Exercise and Good Weight Control Lowers Breast Cancer Risk
Being diagnosed with cancer can be one of the hardest things people hear in their lifetime. Even though cancer survival rates are a lot higher today than they ever were in the past thanks to medical advances and technology, battling the disease can take a toll on the body and mind. Due to the many hardships involved with cancer, researchers and doctors have been constantly recommending people to take preventative measures. In a new report, researchers found that people who exercised and maintained healthy weight control have a reduced risk of breast cancer.
"The greatest benefits for breast cancer reduction come from weight control and physical activity together," internist Ann McTiernan said according to USA Today. McTiernan is a researcher with the Fred Hutchinson Cancer Research Center in Seattle.
McTiernan explained that even though researchers have not found the exact causes of breast cancer, they have been successful in identifying risk factors. Some of these risk factors are unfortunately uncontrollable. For example, simply being a woman raises the risk of breast cancer. However, despite these variables, there are also other ones that could be prevented. McTiernan's studies have focused on lifestyle changes in relation to breast cancer risk. McTiernan believes that a quarter of breast cancer cases could be avoided if people exercised and maintained their weight.

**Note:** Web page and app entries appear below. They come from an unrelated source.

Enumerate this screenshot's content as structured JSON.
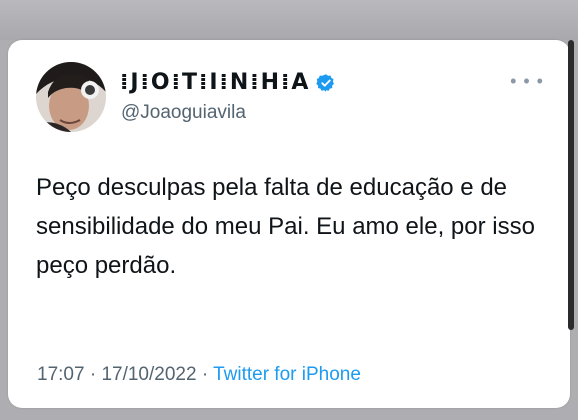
{
  "tweet": {
    "display_name": "⁞J⁞O⁞T⁞I⁞N⁞H⁞A",
    "handle": "@Joaoguiavila",
    "text": "Peço desculpas pela falta de educação e de sensibilidade do meu Pai. Eu amo ele, por isso peço perdão.",
    "time": "17:07",
    "date": "17/10/2022",
    "separator": "·",
    "source": "Twitter for iPhone",
    "verified_icon": "verified-badge-icon",
    "more_icon": "more-options-icon"
  },
  "colors": {
    "background": "#aeaeb2",
    "card": "#ffffff",
    "text": "#0f1419",
    "secondary": "#536471",
    "accent": "#1d9bf0"
  }
}
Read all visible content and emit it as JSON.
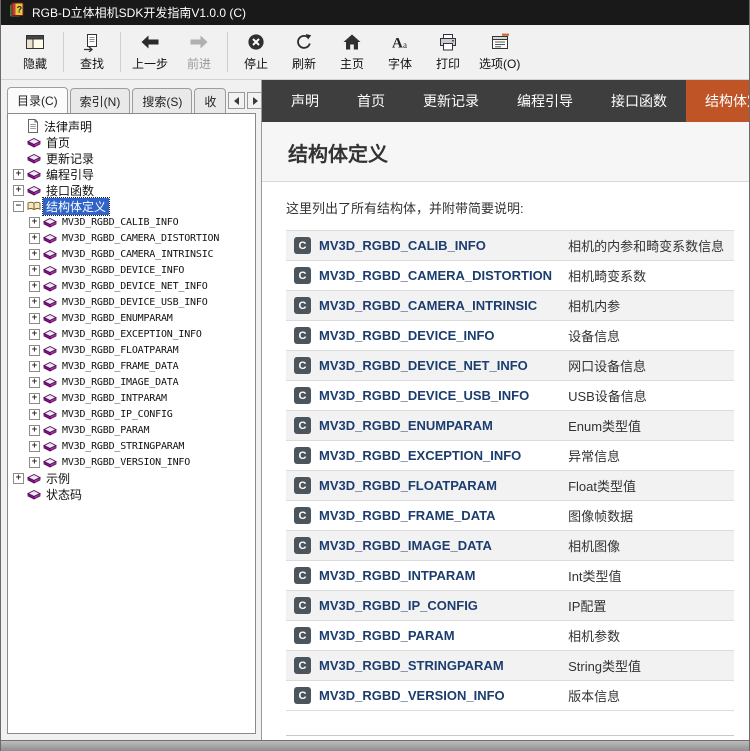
{
  "window": {
    "title": "RGB-D立体相机SDK开发指南V1.0.0  (C)"
  },
  "toolbar": {
    "buttons": [
      {
        "id": "hide",
        "label": "隐藏",
        "icon": "hide-icon",
        "disabled": false,
        "separator_after": true
      },
      {
        "id": "locate",
        "label": "查找",
        "icon": "locate-icon",
        "disabled": false,
        "separator_after": true
      },
      {
        "id": "back",
        "label": "上一步",
        "icon": "back-icon",
        "disabled": false,
        "separator_after": false
      },
      {
        "id": "forward",
        "label": "前进",
        "icon": "forward-icon",
        "disabled": true,
        "separator_after": true
      },
      {
        "id": "stop",
        "label": "停止",
        "icon": "stop-icon",
        "disabled": false,
        "separator_after": false
      },
      {
        "id": "refresh",
        "label": "刷新",
        "icon": "refresh-icon",
        "disabled": false,
        "separator_after": false
      },
      {
        "id": "home",
        "label": "主页",
        "icon": "home-icon",
        "disabled": false,
        "separator_after": false
      },
      {
        "id": "font",
        "label": "字体",
        "icon": "font-icon",
        "disabled": false,
        "separator_after": false
      },
      {
        "id": "print",
        "label": "打印",
        "icon": "print-icon",
        "disabled": false,
        "separator_after": false
      },
      {
        "id": "options",
        "label": "选项(O)",
        "icon": "options-icon",
        "disabled": false,
        "separator_after": false
      }
    ]
  },
  "sidebar": {
    "tabs": [
      {
        "id": "contents",
        "label": "目录(C)",
        "active": true
      },
      {
        "id": "index",
        "label": "索引(N)",
        "active": false
      },
      {
        "id": "search",
        "label": "搜索(S)",
        "active": false
      },
      {
        "id": "favorites",
        "label": "收",
        "active": false
      }
    ],
    "tree": [
      {
        "label": "法律声明",
        "level": 0,
        "expander": "none",
        "icon": "document-icon",
        "selected": false,
        "mono": false
      },
      {
        "label": "首页",
        "level": 0,
        "expander": "none",
        "icon": "book-icon",
        "selected": false,
        "mono": false
      },
      {
        "label": "更新记录",
        "level": 0,
        "expander": "none",
        "icon": "book-icon",
        "selected": false,
        "mono": false
      },
      {
        "label": "编程引导",
        "level": 0,
        "expander": "plus",
        "icon": "book-icon",
        "selected": false,
        "mono": false
      },
      {
        "label": "接口函数",
        "level": 0,
        "expander": "plus",
        "icon": "book-icon",
        "selected": false,
        "mono": false
      },
      {
        "label": "结构体定义",
        "level": 0,
        "expander": "minus",
        "icon": "open-book-icon",
        "selected": true,
        "mono": false
      },
      {
        "label": "MV3D_RGBD_CALIB_INFO",
        "level": 1,
        "expander": "plus",
        "icon": "book-icon",
        "selected": false,
        "mono": true
      },
      {
        "label": "MV3D_RGBD_CAMERA_DISTORTION",
        "level": 1,
        "expander": "plus",
        "icon": "book-icon",
        "selected": false,
        "mono": true
      },
      {
        "label": "MV3D_RGBD_CAMERA_INTRINSIC",
        "level": 1,
        "expander": "plus",
        "icon": "book-icon",
        "selected": false,
        "mono": true
      },
      {
        "label": "MV3D_RGBD_DEVICE_INFO",
        "level": 1,
        "expander": "plus",
        "icon": "book-icon",
        "selected": false,
        "mono": true
      },
      {
        "label": "MV3D_RGBD_DEVICE_NET_INFO",
        "level": 1,
        "expander": "plus",
        "icon": "book-icon",
        "selected": false,
        "mono": true
      },
      {
        "label": "MV3D_RGBD_DEVICE_USB_INFO",
        "level": 1,
        "expander": "plus",
        "icon": "book-icon",
        "selected": false,
        "mono": true
      },
      {
        "label": "MV3D_RGBD_ENUMPARAM",
        "level": 1,
        "expander": "plus",
        "icon": "book-icon",
        "selected": false,
        "mono": true
      },
      {
        "label": "MV3D_RGBD_EXCEPTION_INFO",
        "level": 1,
        "expander": "plus",
        "icon": "book-icon",
        "selected": false,
        "mono": true
      },
      {
        "label": "MV3D_RGBD_FLOATPARAM",
        "level": 1,
        "expander": "plus",
        "icon": "book-icon",
        "selected": false,
        "mono": true
      },
      {
        "label": "MV3D_RGBD_FRAME_DATA",
        "level": 1,
        "expander": "plus",
        "icon": "book-icon",
        "selected": false,
        "mono": true
      },
      {
        "label": "MV3D_RGBD_IMAGE_DATA",
        "level": 1,
        "expander": "plus",
        "icon": "book-icon",
        "selected": false,
        "mono": true
      },
      {
        "label": "MV3D_RGBD_INTPARAM",
        "level": 1,
        "expander": "plus",
        "icon": "book-icon",
        "selected": false,
        "mono": true
      },
      {
        "label": "MV3D_RGBD_IP_CONFIG",
        "level": 1,
        "expander": "plus",
        "icon": "book-icon",
        "selected": false,
        "mono": true
      },
      {
        "label": "MV3D_RGBD_PARAM",
        "level": 1,
        "expander": "plus",
        "icon": "book-icon",
        "selected": false,
        "mono": true
      },
      {
        "label": "MV3D_RGBD_STRINGPARAM",
        "level": 1,
        "expander": "plus",
        "icon": "book-icon",
        "selected": false,
        "mono": true
      },
      {
        "label": "MV3D_RGBD_VERSION_INFO",
        "level": 1,
        "expander": "plus",
        "icon": "book-icon",
        "selected": false,
        "mono": true
      },
      {
        "label": "示例",
        "level": 0,
        "expander": "plus",
        "icon": "book-icon",
        "selected": false,
        "mono": false
      },
      {
        "label": "状态码",
        "level": 0,
        "expander": "none",
        "icon": "book-icon",
        "selected": false,
        "mono": false
      }
    ]
  },
  "content": {
    "nav": [
      {
        "label": "声明",
        "active": false
      },
      {
        "label": "首页",
        "active": false
      },
      {
        "label": "更新记录",
        "active": false
      },
      {
        "label": "编程引导",
        "active": false
      },
      {
        "label": "接口函数",
        "active": false
      },
      {
        "label": "结构体定义",
        "active": true
      }
    ],
    "page_title": "结构体定义",
    "intro": "这里列出了所有结构体，并附带简要说明:",
    "struct_table": {
      "badge": "C",
      "rows": [
        {
          "name": "MV3D_RGBD_CALIB_INFO",
          "desc": "相机的内参和畸变系数信息"
        },
        {
          "name": "MV3D_RGBD_CAMERA_DISTORTION",
          "desc": "相机畸变系数"
        },
        {
          "name": "MV3D_RGBD_CAMERA_INTRINSIC",
          "desc": "相机内参"
        },
        {
          "name": "MV3D_RGBD_DEVICE_INFO",
          "desc": "设备信息"
        },
        {
          "name": "MV3D_RGBD_DEVICE_NET_INFO",
          "desc": "网口设备信息"
        },
        {
          "name": "MV3D_RGBD_DEVICE_USB_INFO",
          "desc": "USB设备信息"
        },
        {
          "name": "MV3D_RGBD_ENUMPARAM",
          "desc": "Enum类型值"
        },
        {
          "name": "MV3D_RGBD_EXCEPTION_INFO",
          "desc": "异常信息"
        },
        {
          "name": "MV3D_RGBD_FLOATPARAM",
          "desc": "Float类型值"
        },
        {
          "name": "MV3D_RGBD_FRAME_DATA",
          "desc": "图像帧数据"
        },
        {
          "name": "MV3D_RGBD_IMAGE_DATA",
          "desc": "相机图像"
        },
        {
          "name": "MV3D_RGBD_INTPARAM",
          "desc": "Int类型值"
        },
        {
          "name": "MV3D_RGBD_IP_CONFIG",
          "desc": "IP配置"
        },
        {
          "name": "MV3D_RGBD_PARAM",
          "desc": "相机参数"
        },
        {
          "name": "MV3D_RGBD_STRINGPARAM",
          "desc": "String类型值"
        },
        {
          "name": "MV3D_RGBD_VERSION_INFO",
          "desc": "版本信息"
        }
      ]
    }
  },
  "colors": {
    "titlebar_bg": "#191919",
    "toolbar_bg": "#f1f1f1",
    "nav_bg": "#3e3e3e",
    "nav_active_bg": "#bf5426",
    "selection_bg": "#2f63c9",
    "link_color": "#1c3d6e",
    "badge_bg": "#4c545c",
    "row_alt_bg": "#f2f2f2",
    "book_color": "#c426c4"
  }
}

McTiernan stated that one of the leading contributors to breast cancer risk is weight gain. In a recent study, researchers discovered that obese women were four times more likely to have an extremely rare type of breast cancer known as inflammatory breast cancer. This type only accounts for one to six percent of all breast cancer cases. Researchers believe that weight is one of the causes of breast cancer due to the fact that weight tends to affect estrogen levels. Body fat increases estrogen levels, which then creates a place for breast cancer to thrive.
Due to the association between weight and breast cancer risk, McTiernan recommends that all women try to lose between five and 10 percent of their body weight. McTiernan analyzed data provided from the Women's Health Initiative to estimate how much exercise women should do per week. She found that as little as 1.25 to 2.5 hours each week of brisk walking could reduce a woman's risk of breast cancer by 18 percent. If women walked 10 hours per week, that risk would reduce even more. Aside from estrogen, fat also affects inulin levels. Obese people tend to have too much insulin, which could lead to an increase in breast cancer risk as well.
McTiernan added, "It's never too late to make lifestyle changes to reduce your risk for breast cancer."